An exact copy of every entry is needed, with the images left out.

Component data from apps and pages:
▬▬▬▬▬▬▬▬▬▬
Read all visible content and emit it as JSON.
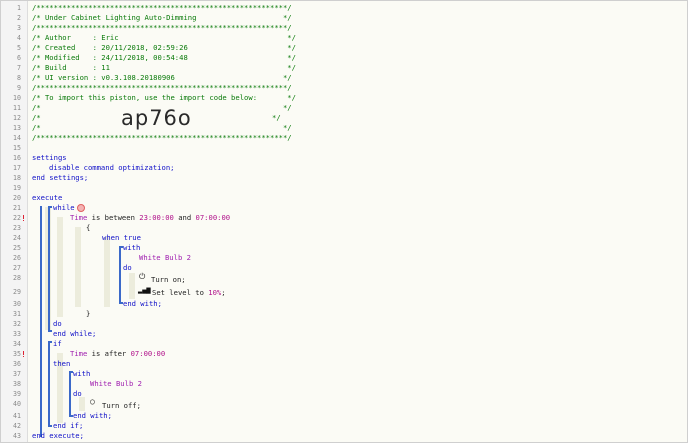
{
  "editor": {
    "line_numbers": [
      "1",
      "2",
      "3",
      "4",
      "5",
      "6",
      "7",
      "8",
      "9",
      "10",
      "11",
      "12",
      "13",
      "14",
      "15",
      "16",
      "17",
      "18",
      "19",
      "20",
      "21",
      "22",
      "23",
      "24",
      "25",
      "26",
      "27",
      "28",
      "29",
      "30",
      "31",
      "32",
      "33",
      "34",
      "35",
      "36",
      "37",
      "38",
      "39",
      "40",
      "41",
      "42",
      "43"
    ],
    "header_comment": {
      "border": "/**********************************************************/",
      "title": "/* Under Cabinet Lighting Auto-Dimming                    */",
      "author": "/* Author     : Eric                                       */",
      "created": "/* Created    : 20/11/2018, 02:59:26                       */",
      "modified": "/* Modified   : 24/11/2018, 00:54:48                       */",
      "build": "/* Build      : 11                                         */",
      "ui_version": "/* UI version : v0.3.108.20180906                         */",
      "import_note": "/* To import this piston, use the import code below:       */",
      "blank": "/*                                                        */",
      "import_code_prefix": "/*",
      "import_code_suffix": "*/",
      "import_code": "ap76o"
    },
    "code": {
      "settings": "settings",
      "disable_opt": "disable command optimization;",
      "end_settings": "end settings;",
      "execute": "execute",
      "while": "while",
      "time1": "Time",
      "is_between": " is between ",
      "time_from": "23:00:00",
      "and": " and ",
      "time_to": "07:00:00",
      "open_brace": "{",
      "when_true": "when true",
      "with1": "with",
      "device1": "White Bulb 2",
      "do1": "do",
      "turn_on": "Turn on;",
      "set_level": "Set level to ",
      "level_value": "10%",
      "semi": ";",
      "end_with1": "end with;",
      "close_brace": "}",
      "do_while": "do",
      "end_while": "end while;",
      "if": "if",
      "time2": "Time",
      "is_after": " is after ",
      "time_after": "07:00:00",
      "then": "then",
      "with2": "with",
      "device2": "White Bulb 2",
      "do2": "do",
      "turn_off": "Turn off;",
      "end_with2": "end with;",
      "end_if": "end if;",
      "end_execute": "end execute;"
    },
    "icons": {
      "power_on": "power-icon",
      "signal": "signal-bars-icon",
      "power_off": "power-off-icon",
      "stop": "stop-icon"
    },
    "colors": {
      "comment": "#0a7a0a",
      "keyword": "#1010c8",
      "device": "#a020b0",
      "value": "#b0108a",
      "block_line": "#3b69c9"
    }
  }
}
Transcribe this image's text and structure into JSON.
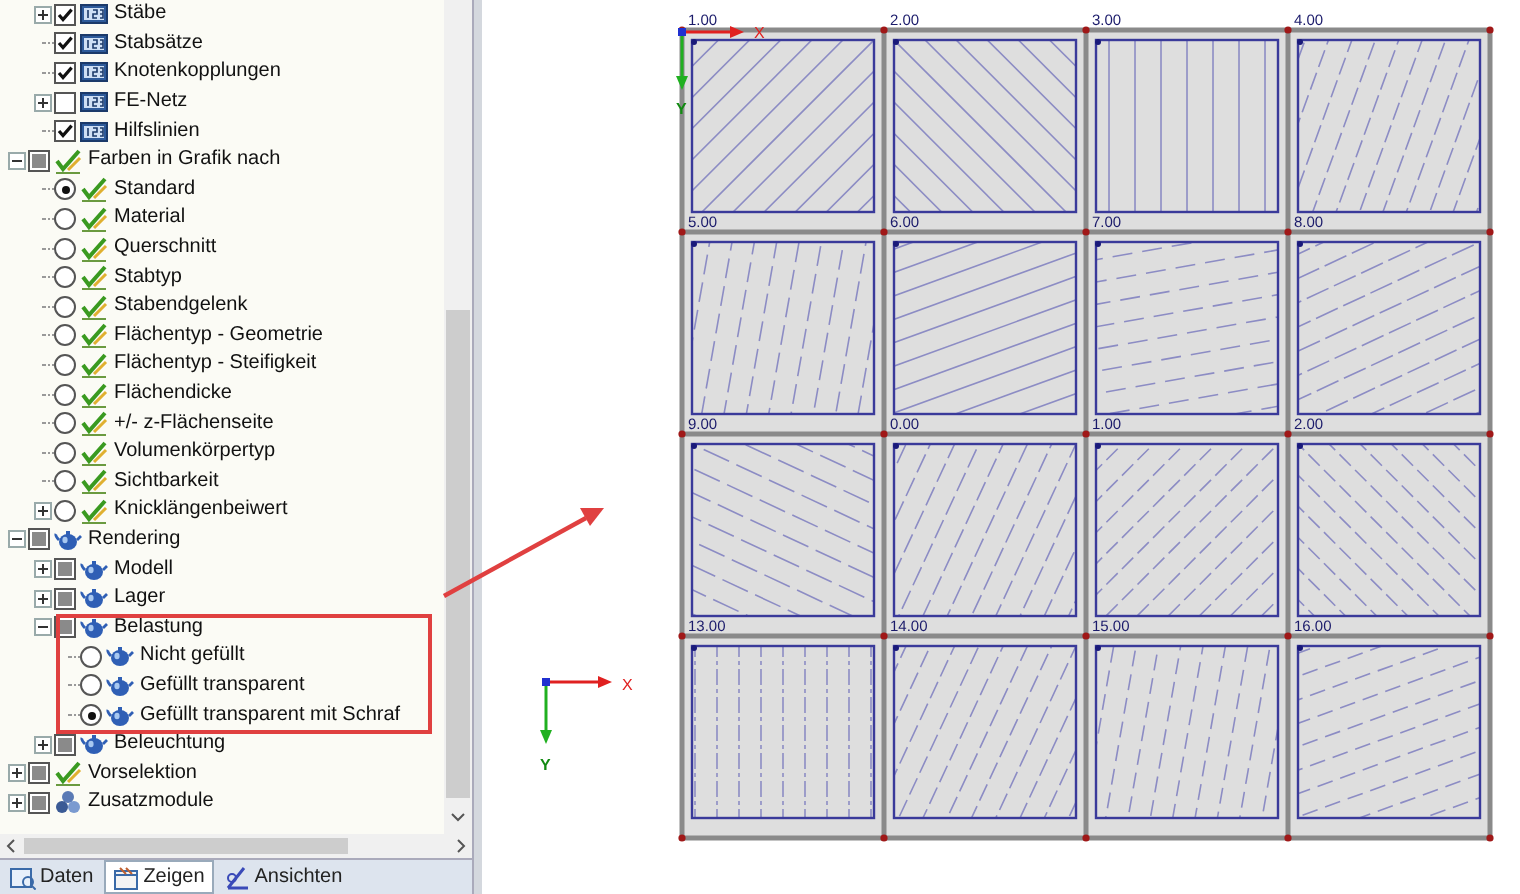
{
  "tree": [
    {
      "children": [
        {
          "label": "Stäbe",
          "expanded": false,
          "kind": "checkbox",
          "checked": true
        },
        {
          "label": "Stabsätze",
          "kind": "checkbox",
          "checked": true
        },
        {
          "label": "Knotenkopplungen",
          "kind": "checkbox",
          "checked": true
        },
        {
          "label": "FE-Netz",
          "expanded": false,
          "kind": "checkbox",
          "checked": false
        },
        {
          "label": "Hilfslinien",
          "kind": "checkbox",
          "checked": true
        }
      ]
    },
    {
      "label": "Farben in Grafik nach",
      "expanded": true,
      "kind": "checkbox",
      "partial": true,
      "children": [
        {
          "label": "Standard",
          "kind": "radio",
          "selected": true
        },
        {
          "label": "Material",
          "kind": "radio",
          "selected": false
        },
        {
          "label": "Querschnitt",
          "kind": "radio",
          "selected": false
        },
        {
          "label": "Stabtyp",
          "kind": "radio",
          "selected": false
        },
        {
          "label": "Stabendgelenk",
          "kind": "radio",
          "selected": false
        },
        {
          "label": "Flächentyp - Geometrie",
          "kind": "radio",
          "selected": false
        },
        {
          "label": "Flächentyp - Steifigkeit",
          "kind": "radio",
          "selected": false
        },
        {
          "label": "Flächendicke",
          "kind": "radio",
          "selected": false
        },
        {
          "label": "+/- z-Flächenseite",
          "kind": "radio",
          "selected": false
        },
        {
          "label": "Volumenkörpertyp",
          "kind": "radio",
          "selected": false
        },
        {
          "label": "Sichtbarkeit",
          "kind": "radio",
          "selected": false
        },
        {
          "label": "Knicklängenbeiwert",
          "expanded": false,
          "kind": "radio",
          "selected": false
        }
      ]
    },
    {
      "label": "Rendering",
      "expanded": true,
      "kind": "checkbox",
      "partial": true,
      "children": [
        {
          "label": "Modell",
          "expanded": false,
          "kind": "checkbox",
          "partial": true
        },
        {
          "label": "Lager",
          "expanded": false,
          "kind": "checkbox",
          "partial": true
        },
        {
          "label": "Belastung",
          "expanded": true,
          "highlighted": true,
          "kind": "checkbox",
          "partial": true,
          "children": [
            {
              "label": "Nicht gefüllt",
              "kind": "radio",
              "selected": false
            },
            {
              "label": "Gefüllt transparent",
              "kind": "radio",
              "selected": false
            },
            {
              "label": "Gefüllt transparent mit Schraf",
              "kind": "radio",
              "selected": true
            }
          ]
        },
        {
          "label": "Beleuchtung",
          "expanded": false,
          "kind": "checkbox",
          "partial": true
        }
      ]
    },
    {
      "label": "Vorselektion",
      "expanded": false,
      "kind": "checkbox",
      "partial": true
    },
    {
      "label": "Zusatzmodule",
      "expanded": false,
      "kind": "checkbox",
      "partial": true
    }
  ],
  "tabs": [
    {
      "label": "Daten",
      "selected": false
    },
    {
      "label": "Zeigen",
      "selected": true
    },
    {
      "label": "Ansichten",
      "selected": false
    }
  ],
  "canvas": {
    "origin_axes": {
      "x_label": "X",
      "y_label": "Y"
    },
    "panels": [
      {
        "label": "1.00"
      },
      {
        "label": "2.00"
      },
      {
        "label": "3.00"
      },
      {
        "label": "4.00"
      },
      {
        "label": "5.00"
      },
      {
        "label": "6.00"
      },
      {
        "label": "7.00"
      },
      {
        "label": "8.00"
      },
      {
        "label": "9.00"
      },
      {
        "label": "0.00"
      },
      {
        "label": "1.00"
      },
      {
        "label": "2.00"
      },
      {
        "label": "13.00"
      },
      {
        "label": "14.00"
      },
      {
        "label": "15.00"
      },
      {
        "label": "16.00"
      }
    ],
    "axis_indicator": {
      "x_label": "X",
      "y_label": "Y"
    }
  }
}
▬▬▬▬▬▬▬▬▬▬
--- SOLVED EXERCISE ---
Read all visible content and emit it as JSON.
{
  "editor": {
    "line_numbers": [
      "1",
      "2",
      "3",
      "4",
      "5",
      "6",
      "7",
      "8",
      "9",
      "10",
      "11",
      "12",
      "13",
      "14",
      "15",
      "16",
      "17",
      "18",
      "19",
      "20",
      "21",
      "22",
      "23",
      "24",
      "25",
      "26",
      "27",
      "28",
      "29",
      "30",
      "31",
      "32",
      "33",
      "34",
      "35",
      "36",
      "37",
      "38",
      "39",
      "40",
      "41",
      "42",
      "43"
    ],
    "header_comment": {
      "border": "/**********************************************************/",
      "title": "/* Under Cabinet Lighting Auto-Dimming                    */",
      "author": "/* Author     : Eric                                       */",
      "created": "/* Created    : 20/11/2018, 02:59:26                       */",
      "modified": "/* Modified   : 24/11/2018, 00:54:48                       */",
      "build": "/* Build      : 11                                         */",
      "ui_version": "/* UI version : v0.3.108.20180906                         */",
      "import_note": "/* To import this piston, use the import code below:       */",
      "blank": "/*                                                        */",
      "import_code_prefix": "/*",
      "import_code_suffix": "*/",
      "import_code": "ap76o"
    },
    "code": {
      "settings": "settings",
      "disable_opt": "disable command optimization;",
      "end_settings": "end settings;",
      "execute": "execute",
      "while": "while",
      "time1": "Time",
      "is_between": " is between ",
      "time_from": "23:00:00",
      "and": " and ",
      "time_to": "07:00:00",
      "open_brace": "{",
      "when_true": "when true",
      "with1": "with",
      "device1": "White Bulb 2",
      "do1": "do",
      "turn_on": "Turn on;",
      "set_level": "Set level to ",
      "level_value": "10%",
      "semi": ";",
      "end_with1": "end with;",
      "close_brace": "}",
      "do_while": "do",
      "end_while": "end while;",
      "if": "if",
      "time2": "Time",
      "is_after": " is after ",
      "time_after": "07:00:00",
      "then": "then",
      "with2": "with",
      "device2": "White Bulb 2",
      "do2": "do",
      "turn_off": "Turn off;",
      "end_with2": "end with;",
      "end_if": "end if;",
      "end_execute": "end execute;"
    },
    "icons": {
      "power_on": "power-icon",
      "signal": "signal-bars-icon",
      "power_off": "power-off-icon",
      "stop": "stop-icon"
    },
    "colors": {
      "comment": "#0a7a0a",
      "keyword": "#1010c8",
      "device": "#a020b0",
      "value": "#b0108a",
      "block_line": "#3b69c9"
    }
  }
}
Transcribe this image's text and structure into JSON.
{
  "tree": [
    {
      "children": [
        {
          "label": "Stäbe",
          "expanded": false,
          "kind": "checkbox",
          "checked": true
        },
        {
          "label": "Stabsätze",
          "kind": "checkbox",
          "checked": true
        },
        {
          "label": "Knotenkopplungen",
          "kind": "checkbox",
          "checked": true
        },
        {
          "label": "FE-Netz",
          "expanded": false,
          "kind": "checkbox",
          "checked": false
        },
        {
          "label": "Hilfslinien",
          "kind": "checkbox",
          "checked": true
        }
      ]
    },
    {
      "label": "Farben in Grafik nach",
      "expanded": true,
      "kind": "checkbox",
      "partial": true,
      "children": [
        {
          "label": "Standard",
          "kind": "radio",
          "selected": true
        },
        {
          "label": "Material",
          "kind": "radio",
          "selected": false
        },
        {
          "label": "Querschnitt",
          "kind": "radio",
          "selected": false
        },
        {
          "label": "Stabtyp",
          "kind": "radio",
          "selected": false
        },
        {
          "label": "Stabendgelenk",
          "kind": "radio",
          "selected": false
        },
        {
          "label": "Flächentyp - Geometrie",
          "kind": "radio",
          "selected": false
        },
        {
          "label": "Flächentyp - Steifigkeit",
          "kind": "radio",
          "selected": false
        },
        {
          "label": "Flächendicke",
          "kind": "radio",
          "selected": false
        },
        {
          "label": "+/- z-Flächenseite",
          "kind": "radio",
          "selected": false
        },
        {
          "label": "Volumenkörpertyp",
          "kind": "radio",
          "selected": false
        },
        {
          "label": "Sichtbarkeit",
          "kind": "radio",
          "selected": false
        },
        {
          "label": "Knicklängenbeiwert",
          "expanded": false,
          "kind": "radio",
          "selected": false
        }
      ]
    },
    {
      "label": "Rendering",
      "expanded": true,
      "kind": "checkbox",
      "partial": true,
      "children": [
        {
          "label": "Modell",
          "expanded": false,
          "kind": "checkbox",
          "partial": true
        },
        {
          "label": "Lager",
          "expanded": false,
          "kind": "checkbox",
          "partial": true
        },
        {
          "label": "Belastung",
          "expanded": true,
          "highlighted": true,
          "kind": "checkbox",
          "partial": true,
          "children": [
            {
              "label": "Nicht gefüllt",
              "kind": "radio",
              "selected": false
            },
            {
              "label": "Gefüllt transparent",
              "kind": "radio",
              "selected": false
            },
            {
              "label": "Gefüllt transparent mit Schraf",
              "kind": "radio",
              "selected": true
            }
          ]
        },
        {
          "label": "Beleuchtung",
          "expanded": false,
          "kind": "checkbox",
          "partial": true
        }
      ]
    },
    {
      "label": "Vorselektion",
      "expanded": false,
      "kind": "checkbox",
      "partial": true
    },
    {
      "label": "Zusatzmodule",
      "expanded": false,
      "kind": "checkbox",
      "partial": true
    }
  ],
  "tabs": [
    {
      "label": "Daten",
      "selected": false
    },
    {
      "label": "Zeigen",
      "selected": true
    },
    {
      "label": "Ansichten",
      "selected": false
    }
  ],
  "canvas": {
    "origin_axes": {
      "x_label": "X",
      "y_label": "Y"
    },
    "panels": [
      {
        "label": "1.00"
      },
      {
        "label": "2.00"
      },
      {
        "label": "3.00"
      },
      {
        "label": "4.00"
      },
      {
        "label": "5.00"
      },
      {
        "label": "6.00"
      },
      {
        "label": "7.00"
      },
      {
        "label": "8.00"
      },
      {
        "label": "9.00"
      },
      {
        "label": "0.00"
      },
      {
        "label": "1.00"
      },
      {
        "label": "2.00"
      },
      {
        "label": "13.00"
      },
      {
        "label": "14.00"
      },
      {
        "label": "15.00"
      },
      {
        "label": "16.00"
      }
    ],
    "axis_indicator": {
      "x_label": "X",
      "y_label": "Y"
    }
  }
}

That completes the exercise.